Railway Hotel Haltwhistle image

The image below is of Haltwhistle War Memorial and Park on Westgate street leading to the town centre.

Haltwhistle War Memorial Park image

The image below is of Westgate street with the centre of Haltwhistle about 100 yards further on.

Haltwhistle Westgate street image

The image below is of the centre of Haltwhistle at the Market Place. There is a large stone here with a plaque showing the main attractions in the town such as the 1200s church by the market place, and Bastles (Defensive Houses) in the town.

The location of Haltwhistle saw Scottish and English armies passing through during the Scottish Wars of Independance from the late 1200s to mid 1300s.

The Border Raiders / Reivers, Scottish and English, raided farms and towns along the borders from the 1200s to the 1600s. From the early 1700s, the area became a safer place.

The Market Square used to hold the town gallows. There is another plaque here stating there was a young local girl hung at this location for marrying a Scotsman in 1597, the Scotsman was also hung.

Haltwhistle Centre image

The image below is from the Market Place looking east with the Centre of Britain Hotel on the left, and Manor House Inn on the right, both popular with tourists to the area.

Centre of Britain Hotel Haltwhistle image

Haltwhistle History

The earliest recorded history of Haltwhistle is of Paulinus (Roman missionary and the first Bishop of York) who tried to to convert the inhabitants of Haltwhistle and surrounding area to Christianity between 625 and 632.

1100s, the earliest parts of the Church of the Holy Cross are built in the town centre. The church holds the tomb of the crusader Thomas de Blenkinsopp, who died in 1388.

1200s, Haltwhistle and surrounding areas are regularly attacked by Border Reivers or Raiders. These raiders were Scottish and English, raiding farms and towns over the following 4 hundred years.

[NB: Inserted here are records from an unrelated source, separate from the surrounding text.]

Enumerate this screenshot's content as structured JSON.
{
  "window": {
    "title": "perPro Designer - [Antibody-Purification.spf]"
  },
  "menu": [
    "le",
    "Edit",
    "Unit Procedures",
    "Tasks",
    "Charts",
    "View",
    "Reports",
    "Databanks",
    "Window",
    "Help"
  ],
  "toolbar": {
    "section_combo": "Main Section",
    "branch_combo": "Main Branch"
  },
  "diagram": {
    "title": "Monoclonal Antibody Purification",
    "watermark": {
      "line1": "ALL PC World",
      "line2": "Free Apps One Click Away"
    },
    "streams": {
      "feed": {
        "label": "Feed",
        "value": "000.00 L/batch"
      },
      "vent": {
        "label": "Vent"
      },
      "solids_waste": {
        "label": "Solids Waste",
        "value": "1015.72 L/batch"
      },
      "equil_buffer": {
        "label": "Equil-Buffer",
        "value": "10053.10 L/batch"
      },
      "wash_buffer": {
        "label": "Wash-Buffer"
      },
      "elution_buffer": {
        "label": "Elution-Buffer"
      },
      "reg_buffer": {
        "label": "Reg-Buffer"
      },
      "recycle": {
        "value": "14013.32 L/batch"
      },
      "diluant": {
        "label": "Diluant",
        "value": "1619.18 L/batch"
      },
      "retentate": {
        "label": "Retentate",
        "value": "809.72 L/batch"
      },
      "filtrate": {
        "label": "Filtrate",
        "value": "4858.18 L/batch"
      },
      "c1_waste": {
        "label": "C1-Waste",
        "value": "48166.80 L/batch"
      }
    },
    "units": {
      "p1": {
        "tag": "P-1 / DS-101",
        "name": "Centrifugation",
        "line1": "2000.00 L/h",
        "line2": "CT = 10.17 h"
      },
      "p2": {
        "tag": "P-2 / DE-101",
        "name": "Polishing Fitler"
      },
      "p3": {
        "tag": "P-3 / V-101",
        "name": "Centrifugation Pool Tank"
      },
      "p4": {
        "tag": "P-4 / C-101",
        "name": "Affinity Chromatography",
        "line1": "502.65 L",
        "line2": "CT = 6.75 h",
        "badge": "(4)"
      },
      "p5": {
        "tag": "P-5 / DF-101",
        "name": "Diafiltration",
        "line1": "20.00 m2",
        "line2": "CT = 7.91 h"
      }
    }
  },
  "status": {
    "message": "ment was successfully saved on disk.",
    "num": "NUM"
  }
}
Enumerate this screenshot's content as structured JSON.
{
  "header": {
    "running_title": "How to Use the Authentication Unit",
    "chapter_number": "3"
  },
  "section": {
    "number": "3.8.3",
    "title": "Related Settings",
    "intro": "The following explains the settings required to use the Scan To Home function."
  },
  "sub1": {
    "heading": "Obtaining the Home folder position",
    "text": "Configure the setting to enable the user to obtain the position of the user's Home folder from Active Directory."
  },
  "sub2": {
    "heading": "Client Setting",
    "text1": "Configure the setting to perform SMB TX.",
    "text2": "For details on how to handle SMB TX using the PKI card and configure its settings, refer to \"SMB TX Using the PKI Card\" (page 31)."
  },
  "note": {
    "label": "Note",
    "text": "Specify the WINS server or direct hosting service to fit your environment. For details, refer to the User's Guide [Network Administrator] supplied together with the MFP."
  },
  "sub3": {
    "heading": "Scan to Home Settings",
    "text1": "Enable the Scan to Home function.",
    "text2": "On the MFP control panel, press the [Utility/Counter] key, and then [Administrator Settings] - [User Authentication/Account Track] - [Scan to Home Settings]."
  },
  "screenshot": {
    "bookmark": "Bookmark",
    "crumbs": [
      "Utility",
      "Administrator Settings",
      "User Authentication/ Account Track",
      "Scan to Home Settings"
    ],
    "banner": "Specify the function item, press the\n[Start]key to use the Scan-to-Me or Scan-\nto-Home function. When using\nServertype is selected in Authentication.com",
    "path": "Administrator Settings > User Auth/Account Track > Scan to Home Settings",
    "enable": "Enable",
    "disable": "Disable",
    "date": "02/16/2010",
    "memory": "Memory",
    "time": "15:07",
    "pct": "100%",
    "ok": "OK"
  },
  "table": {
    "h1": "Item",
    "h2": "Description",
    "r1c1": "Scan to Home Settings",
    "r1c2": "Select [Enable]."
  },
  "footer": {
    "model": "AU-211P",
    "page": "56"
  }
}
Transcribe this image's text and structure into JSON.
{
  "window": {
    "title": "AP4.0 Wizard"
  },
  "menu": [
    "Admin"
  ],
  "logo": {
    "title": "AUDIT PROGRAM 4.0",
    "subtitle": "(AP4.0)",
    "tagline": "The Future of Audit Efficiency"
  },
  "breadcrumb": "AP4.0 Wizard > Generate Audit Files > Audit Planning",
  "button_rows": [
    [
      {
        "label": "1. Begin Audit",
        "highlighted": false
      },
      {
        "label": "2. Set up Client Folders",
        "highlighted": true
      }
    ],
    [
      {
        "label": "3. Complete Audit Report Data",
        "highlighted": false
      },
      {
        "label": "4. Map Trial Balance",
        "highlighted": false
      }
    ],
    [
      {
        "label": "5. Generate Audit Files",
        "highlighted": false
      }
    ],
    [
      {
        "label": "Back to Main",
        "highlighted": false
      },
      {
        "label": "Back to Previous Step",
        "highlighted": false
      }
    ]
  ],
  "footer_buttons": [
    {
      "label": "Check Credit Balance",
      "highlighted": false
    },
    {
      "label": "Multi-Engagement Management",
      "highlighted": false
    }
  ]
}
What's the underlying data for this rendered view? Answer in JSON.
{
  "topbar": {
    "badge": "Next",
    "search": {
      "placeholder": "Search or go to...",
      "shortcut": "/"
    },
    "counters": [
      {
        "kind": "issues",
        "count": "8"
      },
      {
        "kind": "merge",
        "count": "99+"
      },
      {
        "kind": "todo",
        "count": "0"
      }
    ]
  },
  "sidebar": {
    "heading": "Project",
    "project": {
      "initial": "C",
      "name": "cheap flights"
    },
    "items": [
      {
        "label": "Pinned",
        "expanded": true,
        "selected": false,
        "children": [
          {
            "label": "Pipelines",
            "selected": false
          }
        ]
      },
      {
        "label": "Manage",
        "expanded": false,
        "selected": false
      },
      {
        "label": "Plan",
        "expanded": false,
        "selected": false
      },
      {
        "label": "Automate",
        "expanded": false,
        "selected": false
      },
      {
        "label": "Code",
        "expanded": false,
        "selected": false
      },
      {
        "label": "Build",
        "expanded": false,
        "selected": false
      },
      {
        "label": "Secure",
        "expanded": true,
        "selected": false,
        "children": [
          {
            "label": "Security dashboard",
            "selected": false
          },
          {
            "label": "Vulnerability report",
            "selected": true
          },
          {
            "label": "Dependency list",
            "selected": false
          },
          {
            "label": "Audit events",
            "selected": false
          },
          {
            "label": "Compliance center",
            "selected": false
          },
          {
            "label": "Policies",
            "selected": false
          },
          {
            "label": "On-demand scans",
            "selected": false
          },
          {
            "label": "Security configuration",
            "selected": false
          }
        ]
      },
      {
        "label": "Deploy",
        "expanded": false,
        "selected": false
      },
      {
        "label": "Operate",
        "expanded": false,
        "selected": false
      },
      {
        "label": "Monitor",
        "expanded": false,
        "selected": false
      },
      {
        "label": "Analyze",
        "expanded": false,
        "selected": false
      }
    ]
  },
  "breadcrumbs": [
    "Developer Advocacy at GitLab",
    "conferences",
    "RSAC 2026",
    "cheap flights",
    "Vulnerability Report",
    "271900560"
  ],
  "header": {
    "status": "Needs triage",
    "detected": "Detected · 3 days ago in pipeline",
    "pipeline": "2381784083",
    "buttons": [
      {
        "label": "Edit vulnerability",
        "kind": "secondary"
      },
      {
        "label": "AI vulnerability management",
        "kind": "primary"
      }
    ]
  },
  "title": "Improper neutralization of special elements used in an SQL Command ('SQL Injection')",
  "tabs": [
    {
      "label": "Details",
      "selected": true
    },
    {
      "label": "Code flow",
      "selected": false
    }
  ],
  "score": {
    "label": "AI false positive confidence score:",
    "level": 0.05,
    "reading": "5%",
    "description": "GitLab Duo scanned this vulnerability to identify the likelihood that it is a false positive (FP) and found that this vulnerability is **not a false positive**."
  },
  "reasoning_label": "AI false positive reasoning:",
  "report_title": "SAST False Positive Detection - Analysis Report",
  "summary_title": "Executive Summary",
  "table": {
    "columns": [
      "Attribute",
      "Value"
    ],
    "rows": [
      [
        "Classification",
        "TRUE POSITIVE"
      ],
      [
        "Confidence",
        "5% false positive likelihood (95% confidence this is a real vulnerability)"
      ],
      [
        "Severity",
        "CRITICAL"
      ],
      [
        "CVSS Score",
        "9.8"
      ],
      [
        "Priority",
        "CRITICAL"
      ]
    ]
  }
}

Many houses built in Haltwhistle up to the 1700s have fortifiactions.

1207, Haltwhistle is granted the right to hold weekly markets by King John. The market place becomes the centre of town, is used for bull bating, and holds gallows for puplic executions.

1306, King Edward I, stayed in the town while leading his army into Scotland to try and defeat Robert the Bruce, who had just claimed himself King of Scotland during the Scottish Wars of Independance.

1597, a young local woman and her Scottish husband are hung at the Market Square, as marriage between English and Scots was seen as unaceptable at the time.

1598, Haltwhistle is raided by the Scottish Border Reivers - the Armstrongs of Liddesdale, in daylight, burning houses, killing many residents, and making off with cattle.

1603, King James VI of Scotland is crowned King of England, becoming King James I of England, the start of the Stuart dynasty that ruled England until 1714.

King James I put an end to the Border Reivers, making the area a safer place.

1707, Queen Anne manages to pass the Acts of Union, that sees England and Scotland united as a single sovereign state known as Great Britain.

The Acts of Union see Scotland and England become safer places, leading to more travel between the two countries, with greater wealth for the border towns.

1838, the Newcastle to Carlisle railway reached Haltwhistle.

1861, the Town Hall was built, now used by the County Police.

1944, a large military base is opened at Featherstone Castle by Haltwhistle for American troops during World Warr Two 1939 - 1945. These troops were amassing in England for the invasion of France in June 1944.

1945 - 1948, the military base at Haltwhistle is used as a German and Italian Prisoner of War Camp, holding around 7000 oficers and men.

Today, Haltwhistle is a quiet scenic town popular for tourists visiting Hadrian's Wall, or stopping off for a break while traveling between Carlisle and Newcastle.